[[ Source material, beginning ]]

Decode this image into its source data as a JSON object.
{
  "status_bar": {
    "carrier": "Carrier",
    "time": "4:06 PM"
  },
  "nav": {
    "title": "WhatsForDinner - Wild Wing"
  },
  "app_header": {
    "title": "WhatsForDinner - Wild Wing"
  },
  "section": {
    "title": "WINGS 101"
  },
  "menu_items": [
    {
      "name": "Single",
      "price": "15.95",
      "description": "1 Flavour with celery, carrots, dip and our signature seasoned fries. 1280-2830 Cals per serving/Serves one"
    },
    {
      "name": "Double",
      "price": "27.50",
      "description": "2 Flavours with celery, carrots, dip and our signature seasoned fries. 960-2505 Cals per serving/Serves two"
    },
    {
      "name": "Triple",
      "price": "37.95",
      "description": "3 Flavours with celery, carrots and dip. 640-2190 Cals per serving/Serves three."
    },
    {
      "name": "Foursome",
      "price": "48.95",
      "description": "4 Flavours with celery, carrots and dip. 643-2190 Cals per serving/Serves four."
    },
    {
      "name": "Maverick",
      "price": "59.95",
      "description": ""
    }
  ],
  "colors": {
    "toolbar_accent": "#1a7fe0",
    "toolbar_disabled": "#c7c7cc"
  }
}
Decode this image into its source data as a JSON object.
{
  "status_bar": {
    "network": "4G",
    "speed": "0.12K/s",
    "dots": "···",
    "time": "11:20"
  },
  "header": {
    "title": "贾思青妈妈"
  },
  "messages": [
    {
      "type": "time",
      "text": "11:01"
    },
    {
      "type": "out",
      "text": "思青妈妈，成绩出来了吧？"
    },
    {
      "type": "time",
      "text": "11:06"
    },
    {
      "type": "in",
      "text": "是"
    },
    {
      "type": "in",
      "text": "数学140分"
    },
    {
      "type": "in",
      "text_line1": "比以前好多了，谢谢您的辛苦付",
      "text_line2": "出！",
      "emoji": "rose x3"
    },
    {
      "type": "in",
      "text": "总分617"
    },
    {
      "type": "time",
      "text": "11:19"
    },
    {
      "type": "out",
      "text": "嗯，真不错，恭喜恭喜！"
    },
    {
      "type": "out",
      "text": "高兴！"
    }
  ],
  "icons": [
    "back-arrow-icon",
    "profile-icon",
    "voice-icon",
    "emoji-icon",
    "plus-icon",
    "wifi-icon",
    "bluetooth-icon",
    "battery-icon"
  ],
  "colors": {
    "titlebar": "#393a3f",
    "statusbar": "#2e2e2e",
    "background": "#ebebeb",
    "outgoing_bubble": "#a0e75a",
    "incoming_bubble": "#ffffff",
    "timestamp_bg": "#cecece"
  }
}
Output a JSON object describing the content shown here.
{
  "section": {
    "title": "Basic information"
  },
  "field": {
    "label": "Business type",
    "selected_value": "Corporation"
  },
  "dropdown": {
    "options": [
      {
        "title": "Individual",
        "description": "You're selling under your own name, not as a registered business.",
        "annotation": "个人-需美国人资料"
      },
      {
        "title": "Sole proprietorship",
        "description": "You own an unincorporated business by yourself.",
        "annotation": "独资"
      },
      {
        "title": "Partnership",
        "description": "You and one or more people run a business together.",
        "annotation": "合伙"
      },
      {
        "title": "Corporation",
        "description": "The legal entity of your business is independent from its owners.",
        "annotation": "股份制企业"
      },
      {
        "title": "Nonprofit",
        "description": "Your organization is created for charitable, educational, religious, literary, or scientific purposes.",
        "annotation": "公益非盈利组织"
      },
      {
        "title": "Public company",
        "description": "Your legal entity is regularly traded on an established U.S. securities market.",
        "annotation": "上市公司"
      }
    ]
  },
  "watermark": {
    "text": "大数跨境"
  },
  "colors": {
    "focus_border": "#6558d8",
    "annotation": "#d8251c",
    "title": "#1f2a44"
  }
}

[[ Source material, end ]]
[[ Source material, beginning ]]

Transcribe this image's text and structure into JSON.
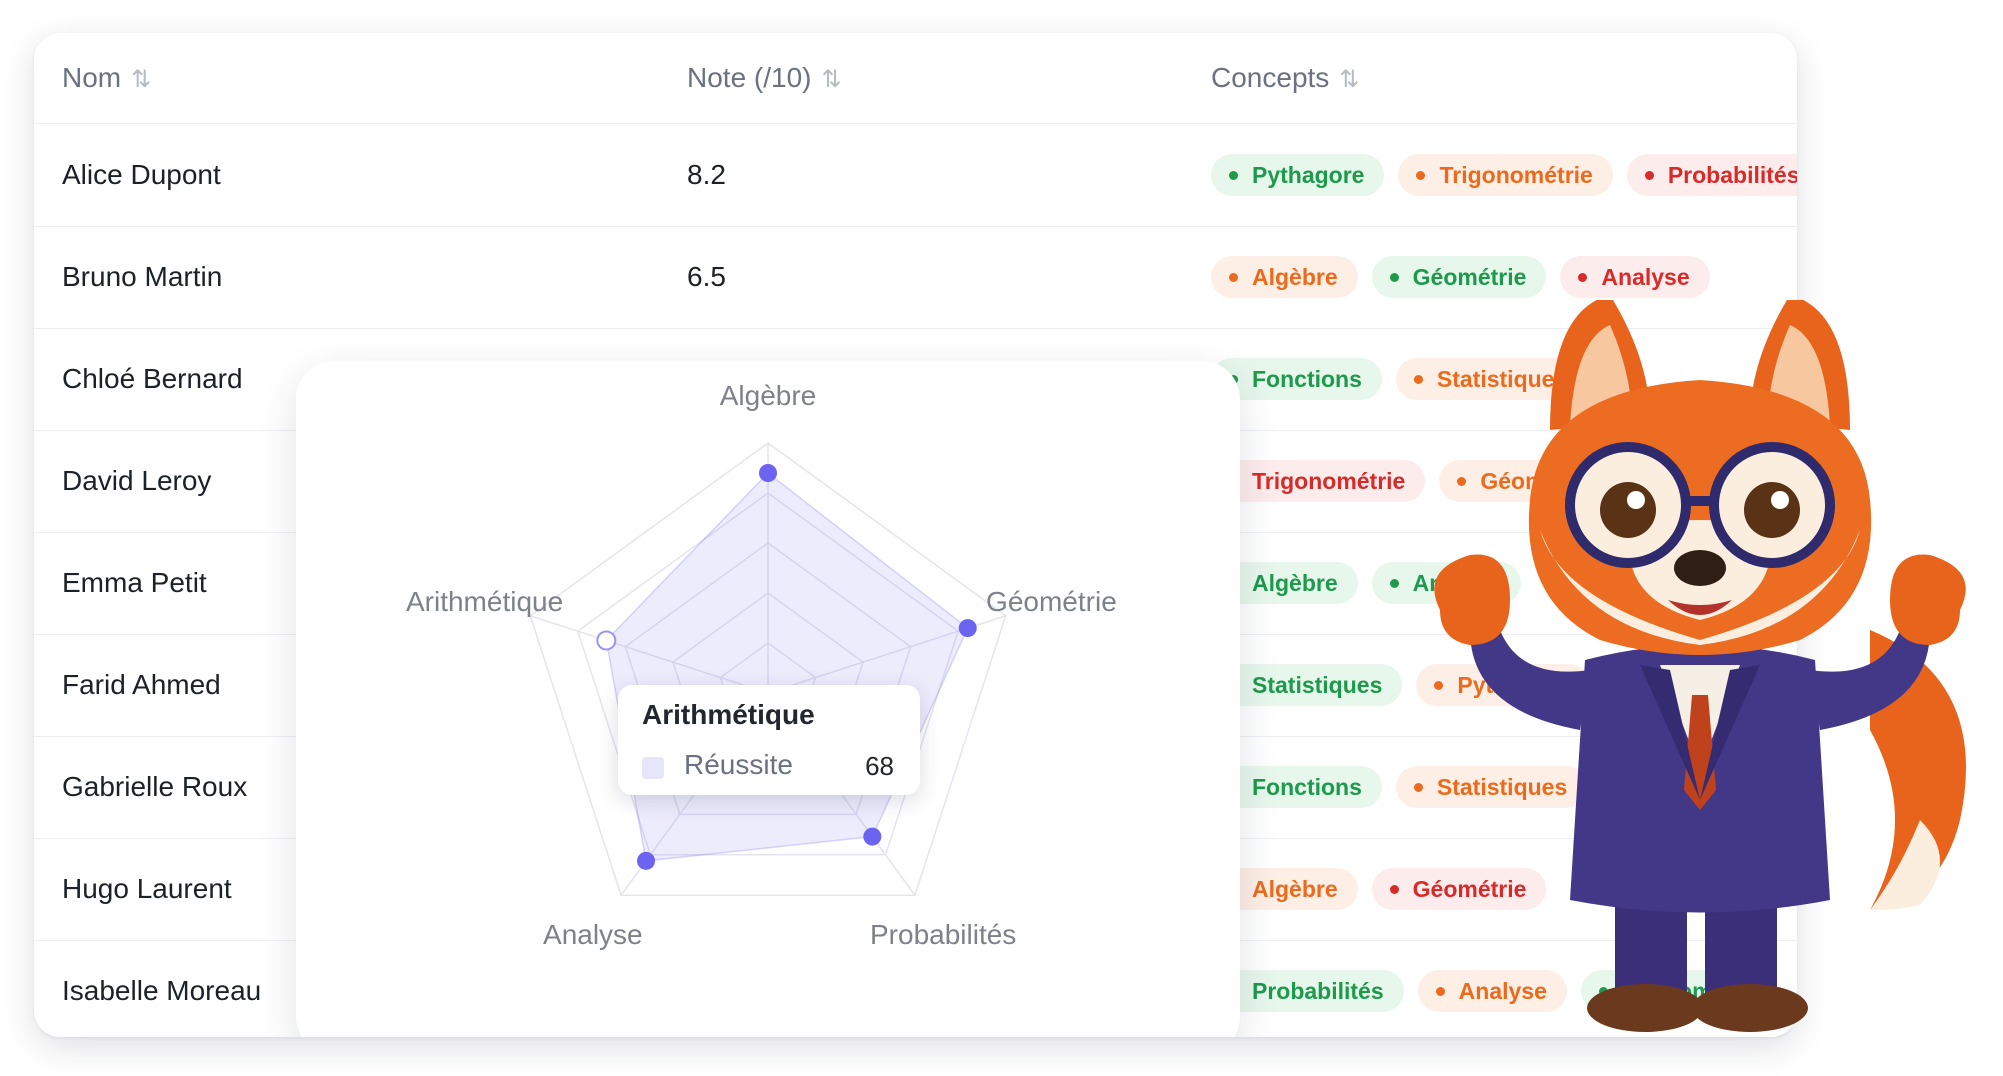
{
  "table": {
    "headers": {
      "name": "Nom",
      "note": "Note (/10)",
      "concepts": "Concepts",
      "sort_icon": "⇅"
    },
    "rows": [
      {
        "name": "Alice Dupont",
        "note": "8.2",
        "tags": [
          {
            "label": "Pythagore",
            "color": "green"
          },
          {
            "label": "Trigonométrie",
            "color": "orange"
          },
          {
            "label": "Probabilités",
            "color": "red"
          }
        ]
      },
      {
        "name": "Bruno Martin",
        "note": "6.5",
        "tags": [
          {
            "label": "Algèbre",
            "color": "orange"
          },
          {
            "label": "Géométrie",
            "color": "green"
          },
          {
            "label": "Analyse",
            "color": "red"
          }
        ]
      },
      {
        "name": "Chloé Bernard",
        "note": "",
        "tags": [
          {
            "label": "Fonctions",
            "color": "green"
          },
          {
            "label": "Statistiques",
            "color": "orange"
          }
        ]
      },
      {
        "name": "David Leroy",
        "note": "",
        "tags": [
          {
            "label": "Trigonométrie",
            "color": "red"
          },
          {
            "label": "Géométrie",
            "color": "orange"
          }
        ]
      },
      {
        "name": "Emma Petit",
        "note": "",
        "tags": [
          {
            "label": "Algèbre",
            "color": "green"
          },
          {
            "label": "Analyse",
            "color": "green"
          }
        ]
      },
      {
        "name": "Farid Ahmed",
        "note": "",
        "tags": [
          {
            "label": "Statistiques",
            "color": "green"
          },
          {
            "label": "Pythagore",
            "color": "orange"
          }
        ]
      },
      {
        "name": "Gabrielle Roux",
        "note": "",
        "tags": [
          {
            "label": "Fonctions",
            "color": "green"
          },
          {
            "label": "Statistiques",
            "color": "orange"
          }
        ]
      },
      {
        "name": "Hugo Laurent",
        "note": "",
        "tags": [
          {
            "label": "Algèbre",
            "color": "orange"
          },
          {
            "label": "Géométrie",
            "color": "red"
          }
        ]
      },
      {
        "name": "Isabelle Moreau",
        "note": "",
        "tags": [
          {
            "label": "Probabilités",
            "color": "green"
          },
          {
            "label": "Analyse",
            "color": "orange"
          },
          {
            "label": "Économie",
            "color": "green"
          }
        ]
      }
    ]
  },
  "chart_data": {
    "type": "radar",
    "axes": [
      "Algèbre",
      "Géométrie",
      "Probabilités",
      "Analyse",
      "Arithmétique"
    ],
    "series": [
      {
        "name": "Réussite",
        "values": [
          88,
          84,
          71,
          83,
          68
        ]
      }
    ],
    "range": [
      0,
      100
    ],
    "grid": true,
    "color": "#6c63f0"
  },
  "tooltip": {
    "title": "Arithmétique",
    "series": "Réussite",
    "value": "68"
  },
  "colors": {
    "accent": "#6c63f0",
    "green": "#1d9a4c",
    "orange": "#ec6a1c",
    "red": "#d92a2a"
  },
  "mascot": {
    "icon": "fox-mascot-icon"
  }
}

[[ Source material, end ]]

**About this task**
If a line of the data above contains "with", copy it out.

**Response box**
      "description": "1 Flavour with celery, carrots, dip and our signature seasoned fries. 1280-2830 Cals per serving/Serves one"
      "description": "2 Flavours with celery, carrots, dip and our signature seasoned fries. 960-2505 Cals per serving/Serves two"
      "description": "3 Flavours with celery, carrots and dip. 640-2190 Cals per serving/Serves three."
      "description": "4 Flavours with celery, carrots and dip. 643-2190 Cals per serving/Serves four."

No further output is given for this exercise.